● AIM OF THE TASK
Look through the material that follows and show every line with the string "Compressed".

● INPUT
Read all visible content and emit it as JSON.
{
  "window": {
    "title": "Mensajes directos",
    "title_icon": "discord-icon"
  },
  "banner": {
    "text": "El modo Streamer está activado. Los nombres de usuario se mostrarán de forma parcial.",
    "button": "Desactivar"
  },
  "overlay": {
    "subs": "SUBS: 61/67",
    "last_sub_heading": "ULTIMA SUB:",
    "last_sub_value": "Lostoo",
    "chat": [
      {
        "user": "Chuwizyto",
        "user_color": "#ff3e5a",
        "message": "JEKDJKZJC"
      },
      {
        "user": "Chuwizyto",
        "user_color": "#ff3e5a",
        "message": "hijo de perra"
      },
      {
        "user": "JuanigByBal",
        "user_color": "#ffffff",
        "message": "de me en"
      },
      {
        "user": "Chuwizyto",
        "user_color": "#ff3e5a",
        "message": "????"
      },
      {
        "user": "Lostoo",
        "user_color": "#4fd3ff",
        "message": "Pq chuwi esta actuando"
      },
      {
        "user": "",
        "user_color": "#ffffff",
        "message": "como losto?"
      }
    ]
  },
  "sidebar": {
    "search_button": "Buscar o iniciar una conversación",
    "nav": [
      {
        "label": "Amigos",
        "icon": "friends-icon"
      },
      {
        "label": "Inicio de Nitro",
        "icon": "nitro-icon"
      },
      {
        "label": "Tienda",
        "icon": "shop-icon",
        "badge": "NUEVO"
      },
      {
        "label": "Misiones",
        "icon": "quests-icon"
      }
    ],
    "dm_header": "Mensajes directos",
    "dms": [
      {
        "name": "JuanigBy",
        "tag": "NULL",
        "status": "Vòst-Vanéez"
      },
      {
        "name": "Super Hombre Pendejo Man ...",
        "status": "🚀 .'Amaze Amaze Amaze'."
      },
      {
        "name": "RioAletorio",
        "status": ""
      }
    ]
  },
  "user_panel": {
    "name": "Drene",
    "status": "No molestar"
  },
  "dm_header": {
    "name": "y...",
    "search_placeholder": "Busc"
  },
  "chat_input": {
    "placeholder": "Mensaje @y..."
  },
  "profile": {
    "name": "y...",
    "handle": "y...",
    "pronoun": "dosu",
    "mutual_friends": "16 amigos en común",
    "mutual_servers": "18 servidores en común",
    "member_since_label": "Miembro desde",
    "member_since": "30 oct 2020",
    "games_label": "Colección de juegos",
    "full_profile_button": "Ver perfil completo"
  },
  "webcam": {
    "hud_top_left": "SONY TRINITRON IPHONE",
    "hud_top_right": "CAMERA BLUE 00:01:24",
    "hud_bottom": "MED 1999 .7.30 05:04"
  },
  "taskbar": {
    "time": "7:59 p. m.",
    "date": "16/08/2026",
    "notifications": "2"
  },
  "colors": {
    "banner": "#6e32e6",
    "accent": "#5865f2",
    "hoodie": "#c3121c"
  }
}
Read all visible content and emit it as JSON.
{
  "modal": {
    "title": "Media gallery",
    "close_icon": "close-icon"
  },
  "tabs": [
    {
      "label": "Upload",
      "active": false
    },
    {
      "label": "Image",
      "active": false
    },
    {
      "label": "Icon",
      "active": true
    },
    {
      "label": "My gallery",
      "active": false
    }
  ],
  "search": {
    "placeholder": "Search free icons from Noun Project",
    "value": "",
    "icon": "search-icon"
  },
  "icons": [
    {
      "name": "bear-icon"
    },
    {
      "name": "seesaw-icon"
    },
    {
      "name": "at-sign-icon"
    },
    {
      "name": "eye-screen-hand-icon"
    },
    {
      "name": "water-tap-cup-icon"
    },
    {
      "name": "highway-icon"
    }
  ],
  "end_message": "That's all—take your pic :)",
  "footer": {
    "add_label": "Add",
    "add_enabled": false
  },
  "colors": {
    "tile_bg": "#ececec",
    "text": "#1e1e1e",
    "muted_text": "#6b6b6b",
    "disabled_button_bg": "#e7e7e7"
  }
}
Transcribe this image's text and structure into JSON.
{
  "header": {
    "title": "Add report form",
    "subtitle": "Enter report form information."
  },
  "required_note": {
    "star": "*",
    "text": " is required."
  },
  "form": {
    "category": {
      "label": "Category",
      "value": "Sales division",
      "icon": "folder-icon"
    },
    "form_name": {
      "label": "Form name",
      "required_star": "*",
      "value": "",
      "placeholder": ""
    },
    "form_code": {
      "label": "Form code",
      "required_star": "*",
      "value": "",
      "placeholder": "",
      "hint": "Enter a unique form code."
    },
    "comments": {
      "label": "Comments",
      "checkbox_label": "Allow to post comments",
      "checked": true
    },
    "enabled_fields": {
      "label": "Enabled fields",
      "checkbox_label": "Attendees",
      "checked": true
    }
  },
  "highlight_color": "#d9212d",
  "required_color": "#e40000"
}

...

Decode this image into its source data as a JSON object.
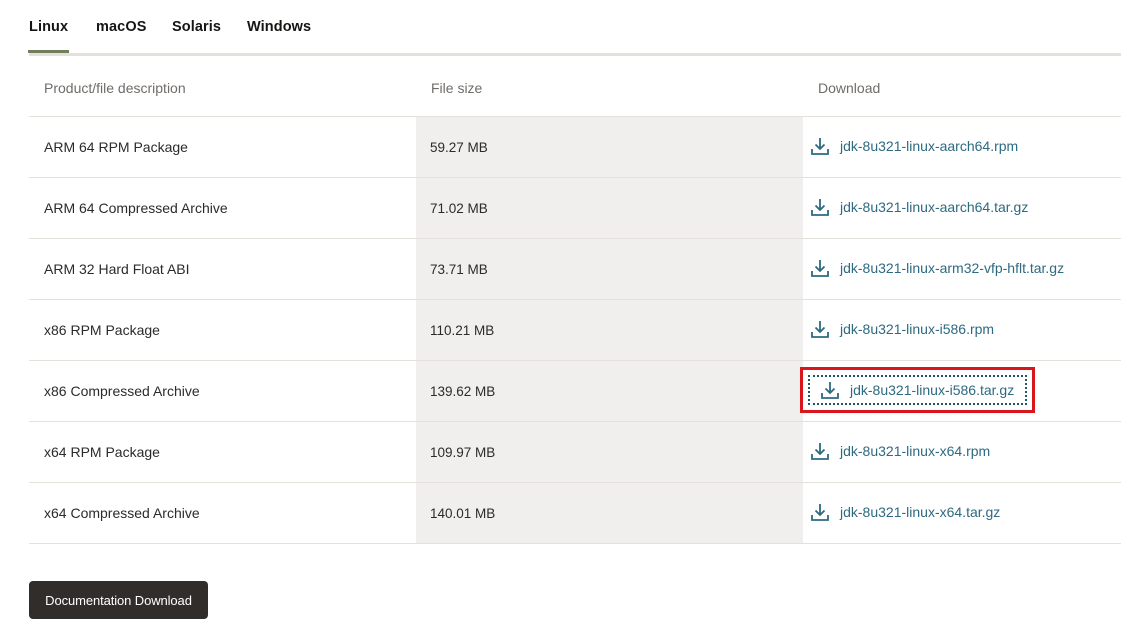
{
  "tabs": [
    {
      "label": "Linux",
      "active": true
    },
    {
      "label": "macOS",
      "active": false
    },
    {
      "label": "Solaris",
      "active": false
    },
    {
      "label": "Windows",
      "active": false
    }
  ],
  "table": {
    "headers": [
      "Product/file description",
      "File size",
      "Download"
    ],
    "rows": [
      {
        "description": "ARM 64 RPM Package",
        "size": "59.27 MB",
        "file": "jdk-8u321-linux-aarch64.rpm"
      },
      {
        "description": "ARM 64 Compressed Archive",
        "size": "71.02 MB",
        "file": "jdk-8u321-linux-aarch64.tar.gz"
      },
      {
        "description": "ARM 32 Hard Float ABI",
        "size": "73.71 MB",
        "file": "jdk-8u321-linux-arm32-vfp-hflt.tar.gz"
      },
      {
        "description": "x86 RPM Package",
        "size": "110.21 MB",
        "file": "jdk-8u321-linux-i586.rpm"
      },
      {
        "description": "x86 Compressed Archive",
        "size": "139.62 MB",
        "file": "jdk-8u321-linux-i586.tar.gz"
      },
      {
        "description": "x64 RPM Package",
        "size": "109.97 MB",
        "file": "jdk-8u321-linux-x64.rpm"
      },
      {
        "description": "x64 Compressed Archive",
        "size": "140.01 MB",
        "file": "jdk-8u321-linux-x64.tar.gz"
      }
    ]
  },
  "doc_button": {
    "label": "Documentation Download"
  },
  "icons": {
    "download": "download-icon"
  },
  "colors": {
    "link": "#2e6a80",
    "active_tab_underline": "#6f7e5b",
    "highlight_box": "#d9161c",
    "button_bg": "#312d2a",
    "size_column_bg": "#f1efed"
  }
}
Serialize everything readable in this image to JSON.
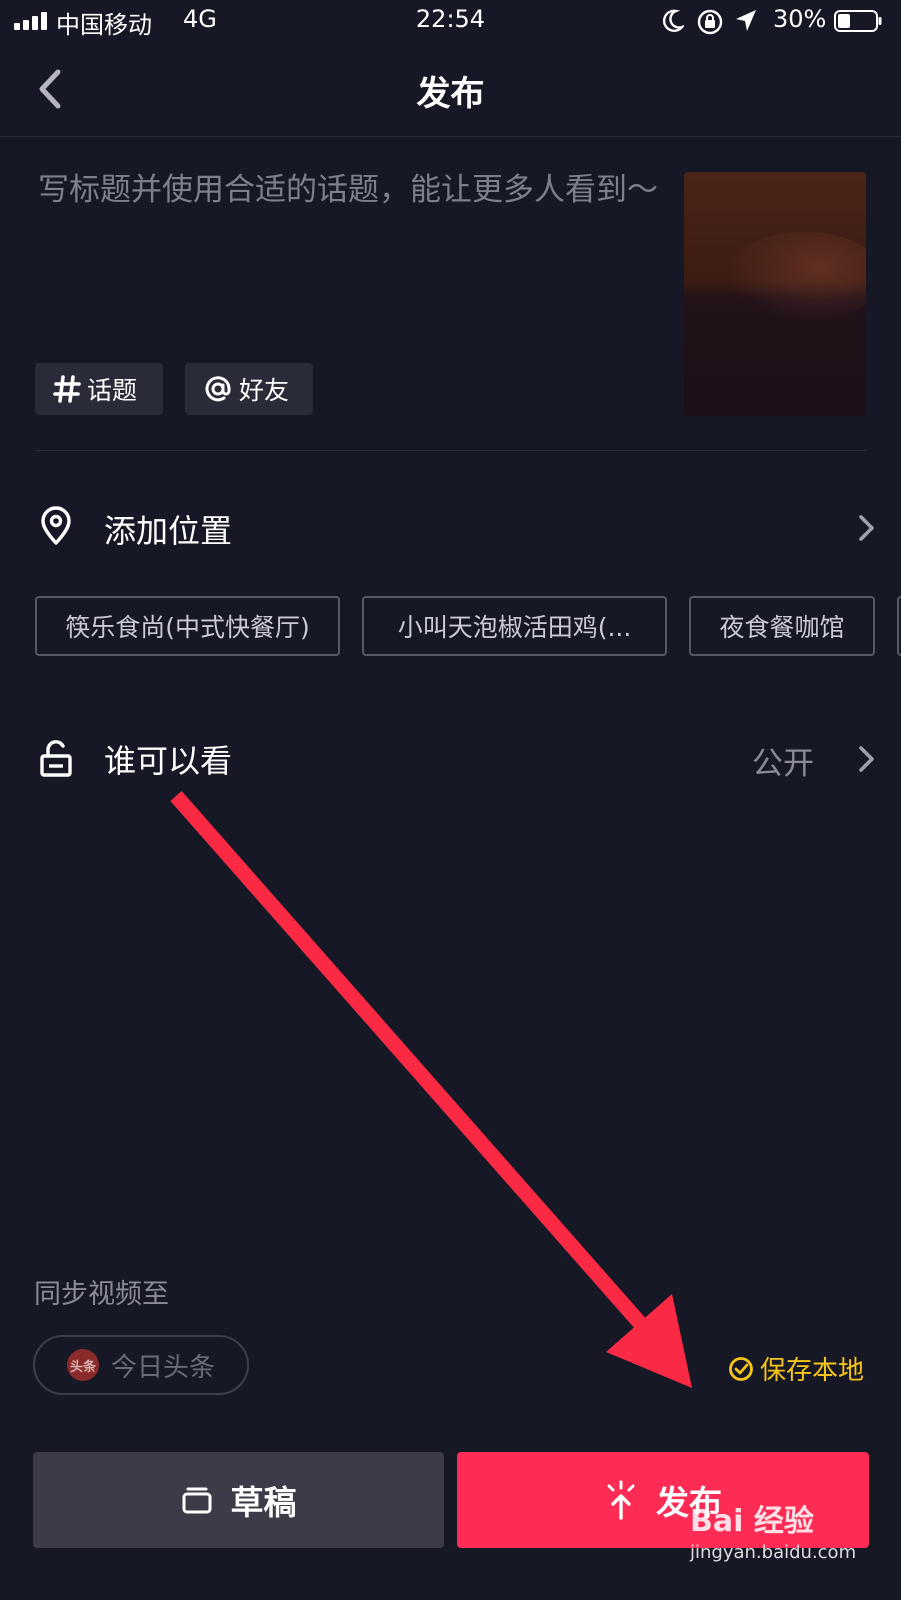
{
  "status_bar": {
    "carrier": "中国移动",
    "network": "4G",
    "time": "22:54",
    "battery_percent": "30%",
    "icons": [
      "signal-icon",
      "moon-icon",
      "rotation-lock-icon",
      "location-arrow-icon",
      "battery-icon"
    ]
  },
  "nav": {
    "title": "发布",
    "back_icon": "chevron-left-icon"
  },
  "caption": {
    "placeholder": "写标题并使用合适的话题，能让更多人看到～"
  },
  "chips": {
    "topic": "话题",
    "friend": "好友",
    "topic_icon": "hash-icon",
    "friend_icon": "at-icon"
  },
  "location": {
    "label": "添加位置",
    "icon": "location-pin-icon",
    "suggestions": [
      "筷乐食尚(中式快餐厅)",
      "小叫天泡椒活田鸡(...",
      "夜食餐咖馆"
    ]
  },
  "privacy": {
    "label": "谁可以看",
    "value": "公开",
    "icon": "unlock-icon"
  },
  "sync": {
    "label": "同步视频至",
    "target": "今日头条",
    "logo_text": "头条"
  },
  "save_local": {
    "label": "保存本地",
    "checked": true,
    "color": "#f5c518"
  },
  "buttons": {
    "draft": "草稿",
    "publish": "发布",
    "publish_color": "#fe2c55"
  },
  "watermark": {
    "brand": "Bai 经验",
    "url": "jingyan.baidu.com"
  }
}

● EXERCISE ANSWER
        "description": "ARM 64 Compressed Archive",
        "description": "x86 Compressed Archive",
        "description": "x64 Compressed Archive",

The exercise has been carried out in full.